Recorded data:
:::::
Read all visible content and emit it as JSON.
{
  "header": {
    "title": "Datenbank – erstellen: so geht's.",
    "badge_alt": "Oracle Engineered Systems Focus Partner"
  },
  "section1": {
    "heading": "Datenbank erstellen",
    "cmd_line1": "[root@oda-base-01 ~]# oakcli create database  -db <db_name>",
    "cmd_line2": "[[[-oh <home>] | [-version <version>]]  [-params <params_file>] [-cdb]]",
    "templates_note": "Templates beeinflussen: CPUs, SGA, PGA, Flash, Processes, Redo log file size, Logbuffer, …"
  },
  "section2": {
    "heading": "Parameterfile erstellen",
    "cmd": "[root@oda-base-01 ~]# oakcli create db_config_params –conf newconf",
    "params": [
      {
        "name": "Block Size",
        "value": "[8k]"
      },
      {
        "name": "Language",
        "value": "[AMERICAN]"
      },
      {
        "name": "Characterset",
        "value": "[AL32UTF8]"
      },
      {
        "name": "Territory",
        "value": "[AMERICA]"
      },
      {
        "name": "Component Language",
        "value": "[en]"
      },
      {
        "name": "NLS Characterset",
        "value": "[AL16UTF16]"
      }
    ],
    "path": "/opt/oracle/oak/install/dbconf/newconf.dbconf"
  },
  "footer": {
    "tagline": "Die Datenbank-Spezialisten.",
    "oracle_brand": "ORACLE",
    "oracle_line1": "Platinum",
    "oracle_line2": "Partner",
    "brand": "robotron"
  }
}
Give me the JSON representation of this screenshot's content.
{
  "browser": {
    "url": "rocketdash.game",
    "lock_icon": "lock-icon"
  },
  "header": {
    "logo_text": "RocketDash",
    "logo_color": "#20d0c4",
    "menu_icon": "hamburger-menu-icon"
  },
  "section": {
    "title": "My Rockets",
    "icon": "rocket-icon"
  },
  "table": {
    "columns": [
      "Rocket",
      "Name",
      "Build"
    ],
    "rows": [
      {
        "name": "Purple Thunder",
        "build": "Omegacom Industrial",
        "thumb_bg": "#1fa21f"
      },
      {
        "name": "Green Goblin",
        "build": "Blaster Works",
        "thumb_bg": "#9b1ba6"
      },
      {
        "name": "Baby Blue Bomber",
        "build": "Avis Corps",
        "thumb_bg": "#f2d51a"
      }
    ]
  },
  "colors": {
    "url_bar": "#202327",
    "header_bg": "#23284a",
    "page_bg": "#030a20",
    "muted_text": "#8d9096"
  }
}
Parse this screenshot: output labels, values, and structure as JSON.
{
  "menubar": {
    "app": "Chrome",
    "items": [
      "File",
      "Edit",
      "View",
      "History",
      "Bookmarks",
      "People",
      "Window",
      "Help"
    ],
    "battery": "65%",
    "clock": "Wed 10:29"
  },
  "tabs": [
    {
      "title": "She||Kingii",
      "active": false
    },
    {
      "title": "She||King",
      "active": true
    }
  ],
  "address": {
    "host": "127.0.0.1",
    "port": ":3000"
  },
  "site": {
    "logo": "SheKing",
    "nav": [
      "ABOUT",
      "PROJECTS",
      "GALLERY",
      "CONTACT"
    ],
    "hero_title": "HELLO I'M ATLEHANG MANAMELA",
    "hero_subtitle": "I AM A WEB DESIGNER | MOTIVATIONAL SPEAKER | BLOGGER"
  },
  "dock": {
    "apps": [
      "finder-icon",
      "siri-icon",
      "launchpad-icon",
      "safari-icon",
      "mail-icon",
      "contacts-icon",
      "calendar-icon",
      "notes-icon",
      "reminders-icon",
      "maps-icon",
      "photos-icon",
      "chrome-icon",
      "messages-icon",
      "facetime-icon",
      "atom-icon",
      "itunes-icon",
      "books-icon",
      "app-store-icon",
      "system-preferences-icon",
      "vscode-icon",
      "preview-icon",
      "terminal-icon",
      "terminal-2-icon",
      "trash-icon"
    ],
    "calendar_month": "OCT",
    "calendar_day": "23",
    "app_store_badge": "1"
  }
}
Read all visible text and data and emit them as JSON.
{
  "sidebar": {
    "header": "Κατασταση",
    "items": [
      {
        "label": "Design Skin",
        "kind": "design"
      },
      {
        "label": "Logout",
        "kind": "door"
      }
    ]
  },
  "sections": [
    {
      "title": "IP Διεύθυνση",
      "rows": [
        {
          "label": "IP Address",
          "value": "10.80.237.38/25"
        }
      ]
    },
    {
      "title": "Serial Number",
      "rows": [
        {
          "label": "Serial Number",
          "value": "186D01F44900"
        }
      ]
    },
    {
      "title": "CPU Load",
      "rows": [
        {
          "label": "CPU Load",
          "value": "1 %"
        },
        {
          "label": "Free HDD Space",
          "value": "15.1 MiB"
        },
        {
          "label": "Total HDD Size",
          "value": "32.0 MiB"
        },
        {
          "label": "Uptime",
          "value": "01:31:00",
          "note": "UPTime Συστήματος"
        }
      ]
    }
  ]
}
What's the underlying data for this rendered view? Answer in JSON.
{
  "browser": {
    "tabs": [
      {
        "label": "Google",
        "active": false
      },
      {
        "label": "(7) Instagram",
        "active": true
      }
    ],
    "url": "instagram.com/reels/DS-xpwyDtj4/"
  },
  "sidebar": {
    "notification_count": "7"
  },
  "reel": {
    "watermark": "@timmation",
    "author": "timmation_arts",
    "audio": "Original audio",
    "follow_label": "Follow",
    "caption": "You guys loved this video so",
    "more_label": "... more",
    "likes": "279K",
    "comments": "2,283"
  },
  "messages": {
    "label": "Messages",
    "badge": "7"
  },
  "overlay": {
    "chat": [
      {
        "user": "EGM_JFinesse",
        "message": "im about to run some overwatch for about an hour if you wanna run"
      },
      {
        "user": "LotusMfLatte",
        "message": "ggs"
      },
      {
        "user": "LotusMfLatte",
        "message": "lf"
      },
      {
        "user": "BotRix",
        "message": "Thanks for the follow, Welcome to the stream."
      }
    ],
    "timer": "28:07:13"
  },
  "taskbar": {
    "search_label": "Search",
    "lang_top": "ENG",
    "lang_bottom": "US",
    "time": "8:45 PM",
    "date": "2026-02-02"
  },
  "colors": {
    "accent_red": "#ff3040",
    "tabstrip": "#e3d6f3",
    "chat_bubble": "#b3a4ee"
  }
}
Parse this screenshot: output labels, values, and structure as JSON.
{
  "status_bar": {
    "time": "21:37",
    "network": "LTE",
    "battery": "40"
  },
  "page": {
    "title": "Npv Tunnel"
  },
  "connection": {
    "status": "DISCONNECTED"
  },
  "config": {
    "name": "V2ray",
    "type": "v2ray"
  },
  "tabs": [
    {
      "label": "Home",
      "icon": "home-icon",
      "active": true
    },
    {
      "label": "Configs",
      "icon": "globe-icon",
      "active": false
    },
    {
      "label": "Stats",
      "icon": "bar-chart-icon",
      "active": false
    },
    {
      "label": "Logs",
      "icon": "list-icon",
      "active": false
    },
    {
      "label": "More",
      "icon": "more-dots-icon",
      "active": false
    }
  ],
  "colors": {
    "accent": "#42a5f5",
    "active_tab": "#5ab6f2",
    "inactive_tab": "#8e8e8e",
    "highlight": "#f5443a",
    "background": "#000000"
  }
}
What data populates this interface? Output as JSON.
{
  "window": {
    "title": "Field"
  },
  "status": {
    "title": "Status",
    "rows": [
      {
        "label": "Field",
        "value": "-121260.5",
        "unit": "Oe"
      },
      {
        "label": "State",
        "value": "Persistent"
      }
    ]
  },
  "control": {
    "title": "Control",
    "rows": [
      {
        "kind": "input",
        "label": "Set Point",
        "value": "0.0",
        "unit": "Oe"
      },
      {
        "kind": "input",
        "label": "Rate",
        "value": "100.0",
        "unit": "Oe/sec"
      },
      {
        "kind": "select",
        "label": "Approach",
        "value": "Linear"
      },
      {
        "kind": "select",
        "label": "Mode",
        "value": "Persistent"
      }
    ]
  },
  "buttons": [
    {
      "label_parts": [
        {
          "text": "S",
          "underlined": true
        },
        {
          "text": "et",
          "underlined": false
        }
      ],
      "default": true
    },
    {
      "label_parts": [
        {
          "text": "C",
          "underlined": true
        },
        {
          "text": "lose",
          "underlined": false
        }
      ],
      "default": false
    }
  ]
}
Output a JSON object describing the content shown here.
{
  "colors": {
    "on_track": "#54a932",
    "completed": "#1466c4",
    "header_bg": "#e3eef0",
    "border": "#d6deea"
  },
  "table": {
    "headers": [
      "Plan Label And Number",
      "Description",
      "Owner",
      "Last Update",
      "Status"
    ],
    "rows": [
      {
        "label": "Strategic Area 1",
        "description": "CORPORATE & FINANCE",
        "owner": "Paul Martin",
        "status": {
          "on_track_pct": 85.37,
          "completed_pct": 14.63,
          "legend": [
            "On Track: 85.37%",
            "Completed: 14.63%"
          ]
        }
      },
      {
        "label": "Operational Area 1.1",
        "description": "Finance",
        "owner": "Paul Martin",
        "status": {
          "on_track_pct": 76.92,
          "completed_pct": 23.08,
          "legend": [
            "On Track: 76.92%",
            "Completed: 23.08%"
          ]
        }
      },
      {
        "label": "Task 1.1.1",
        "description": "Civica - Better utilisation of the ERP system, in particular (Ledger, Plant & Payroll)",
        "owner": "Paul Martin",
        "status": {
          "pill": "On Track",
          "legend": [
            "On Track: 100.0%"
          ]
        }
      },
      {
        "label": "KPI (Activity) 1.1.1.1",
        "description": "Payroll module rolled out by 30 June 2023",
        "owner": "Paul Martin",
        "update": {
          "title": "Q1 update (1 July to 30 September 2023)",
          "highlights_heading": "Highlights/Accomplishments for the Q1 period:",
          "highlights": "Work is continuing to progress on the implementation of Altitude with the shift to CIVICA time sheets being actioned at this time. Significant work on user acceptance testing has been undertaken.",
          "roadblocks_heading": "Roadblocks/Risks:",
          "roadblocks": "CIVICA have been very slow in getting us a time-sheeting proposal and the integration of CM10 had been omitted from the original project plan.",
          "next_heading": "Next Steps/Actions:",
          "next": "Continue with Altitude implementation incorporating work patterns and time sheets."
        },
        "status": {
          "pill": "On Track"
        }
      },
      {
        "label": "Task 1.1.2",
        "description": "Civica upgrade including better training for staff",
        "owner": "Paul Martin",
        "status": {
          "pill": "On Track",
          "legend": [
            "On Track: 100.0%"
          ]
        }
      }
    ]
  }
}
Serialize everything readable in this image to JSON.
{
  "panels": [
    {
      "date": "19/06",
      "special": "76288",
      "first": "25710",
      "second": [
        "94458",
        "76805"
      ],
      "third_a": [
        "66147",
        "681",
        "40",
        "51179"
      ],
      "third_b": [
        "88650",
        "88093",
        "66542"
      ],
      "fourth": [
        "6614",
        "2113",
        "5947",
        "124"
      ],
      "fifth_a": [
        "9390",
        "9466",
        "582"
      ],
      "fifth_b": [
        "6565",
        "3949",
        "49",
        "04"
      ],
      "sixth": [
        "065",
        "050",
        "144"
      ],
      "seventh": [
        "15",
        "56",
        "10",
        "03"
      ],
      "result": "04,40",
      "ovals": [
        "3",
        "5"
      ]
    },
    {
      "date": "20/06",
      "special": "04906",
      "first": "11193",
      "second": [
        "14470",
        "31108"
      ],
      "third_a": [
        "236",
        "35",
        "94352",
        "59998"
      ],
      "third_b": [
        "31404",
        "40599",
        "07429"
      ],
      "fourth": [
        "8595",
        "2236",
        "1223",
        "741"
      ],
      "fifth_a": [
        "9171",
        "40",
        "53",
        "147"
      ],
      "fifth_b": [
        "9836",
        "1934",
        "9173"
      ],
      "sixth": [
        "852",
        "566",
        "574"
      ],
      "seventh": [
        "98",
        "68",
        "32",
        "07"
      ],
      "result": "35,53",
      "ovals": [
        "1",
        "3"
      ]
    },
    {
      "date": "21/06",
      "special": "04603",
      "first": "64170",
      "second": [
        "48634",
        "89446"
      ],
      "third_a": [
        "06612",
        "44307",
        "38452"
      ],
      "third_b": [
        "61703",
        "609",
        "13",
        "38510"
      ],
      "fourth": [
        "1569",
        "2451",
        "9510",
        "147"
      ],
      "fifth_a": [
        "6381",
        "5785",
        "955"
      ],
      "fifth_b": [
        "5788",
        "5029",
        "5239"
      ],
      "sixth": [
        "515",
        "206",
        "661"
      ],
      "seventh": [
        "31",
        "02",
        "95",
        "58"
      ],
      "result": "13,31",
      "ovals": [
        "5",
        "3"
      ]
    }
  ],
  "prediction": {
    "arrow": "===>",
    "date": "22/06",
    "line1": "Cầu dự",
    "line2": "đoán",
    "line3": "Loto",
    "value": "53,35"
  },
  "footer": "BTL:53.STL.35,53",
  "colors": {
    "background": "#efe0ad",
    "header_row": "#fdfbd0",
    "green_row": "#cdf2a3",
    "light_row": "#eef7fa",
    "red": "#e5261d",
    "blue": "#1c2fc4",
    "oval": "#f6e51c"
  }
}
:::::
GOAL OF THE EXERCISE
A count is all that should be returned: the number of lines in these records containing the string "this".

REPLY
8